- **Data section**
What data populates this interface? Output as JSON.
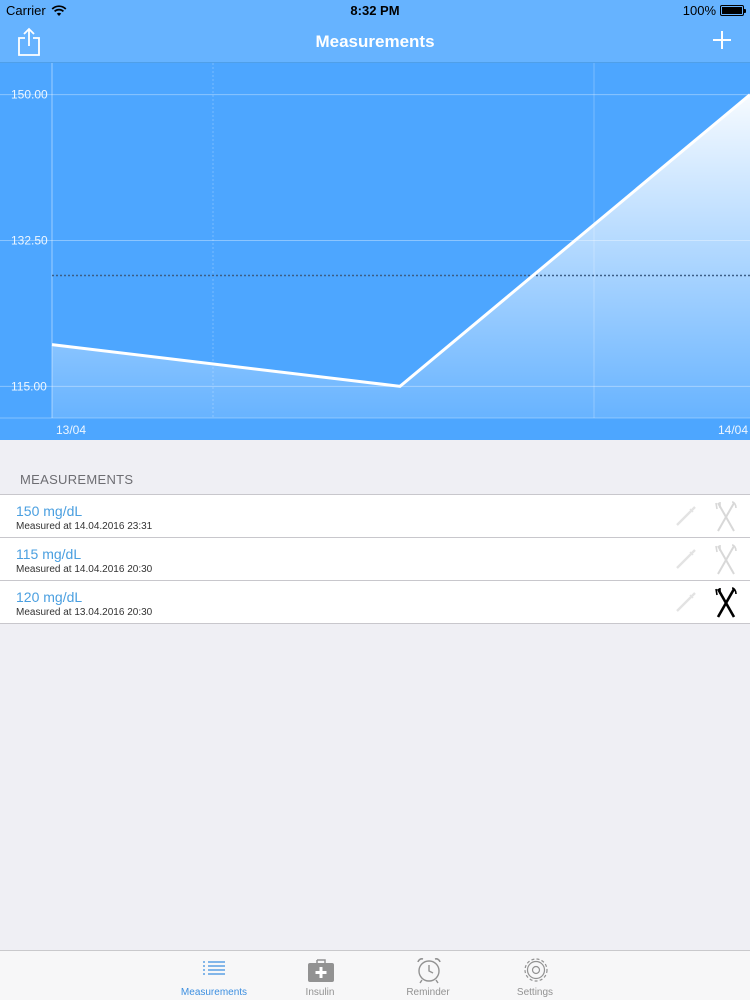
{
  "status": {
    "carrier": "Carrier",
    "time": "8:32 PM",
    "battery": "100%"
  },
  "nav": {
    "title": "Measurements"
  },
  "chart_data": {
    "type": "line",
    "x": [
      "13/04 20:30",
      "14/04 20:30",
      "14/04 23:31"
    ],
    "values": [
      120,
      115,
      150
    ],
    "ytick_labels": [
      "150.00",
      "132.50",
      "115.00"
    ],
    "yticks": [
      150,
      132.5,
      115
    ],
    "xtick_labels": [
      "13/04",
      "14/04"
    ],
    "reference_line": 128.3,
    "ylim": [
      111.2,
      153.8
    ],
    "grid": true,
    "colors": {
      "background": "#4da6ff",
      "line": "#ffffff"
    }
  },
  "section": {
    "header": "MEASUREMENTS"
  },
  "measurements": [
    {
      "value": "150 mg/dL",
      "measured": "Measured at 14.04.2016 23:31",
      "meal_active": false
    },
    {
      "value": "115 mg/dL",
      "measured": "Measured at 14.04.2016 20:30",
      "meal_active": false
    },
    {
      "value": "120 mg/dL",
      "measured": "Measured at 13.04.2016 20:30",
      "meal_active": true
    }
  ],
  "tabs": [
    {
      "label": "Measurements",
      "icon": "list-icon",
      "active": true
    },
    {
      "label": "Insulin",
      "icon": "medkit-icon",
      "active": false
    },
    {
      "label": "Reminder",
      "icon": "alarm-clock-icon",
      "active": false
    },
    {
      "label": "Settings",
      "icon": "gear-icon",
      "active": false
    }
  ]
}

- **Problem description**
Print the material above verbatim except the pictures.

- **Task answer**
What data populates this interface? Output as JSON.
{
  "status": {
    "carrier": "Carrier",
    "time": "8:32 PM",
    "battery": "100%"
  },
  "nav": {
    "title": "Measurements"
  },
  "chart_data": {
    "type": "line",
    "x": [
      "13/04 20:30",
      "14/04 20:30",
      "14/04 23:31"
    ],
    "values": [
      120,
      115,
      150
    ],
    "ytick_labels": [
      "150.00",
      "132.50",
      "115.00"
    ],
    "yticks": [
      150,
      132.5,
      115
    ],
    "xtick_labels": [
      "13/04",
      "14/04"
    ],
    "reference_line": 128.3,
    "ylim": [
      111.2,
      153.8
    ],
    "grid": true,
    "colors": {
      "background": "#4da6ff",
      "line": "#ffffff"
    }
  },
  "section": {
    "header": "MEASUREMENTS"
  },
  "measurements": [
    {
      "value": "150 mg/dL",
      "measured": "Measured at 14.04.2016 23:31",
      "meal_active": false
    },
    {
      "value": "115 mg/dL",
      "measured": "Measured at 14.04.2016 20:30",
      "meal_active": false
    },
    {
      "value": "120 mg/dL",
      "measured": "Measured at 13.04.2016 20:30",
      "meal_active": true
    }
  ],
  "tabs": [
    {
      "label": "Measurements",
      "icon": "list-icon",
      "active": true
    },
    {
      "label": "Insulin",
      "icon": "medkit-icon",
      "active": false
    },
    {
      "label": "Reminder",
      "icon": "alarm-clock-icon",
      "active": false
    },
    {
      "label": "Settings",
      "icon": "gear-icon",
      "active": false
    }
  ]
}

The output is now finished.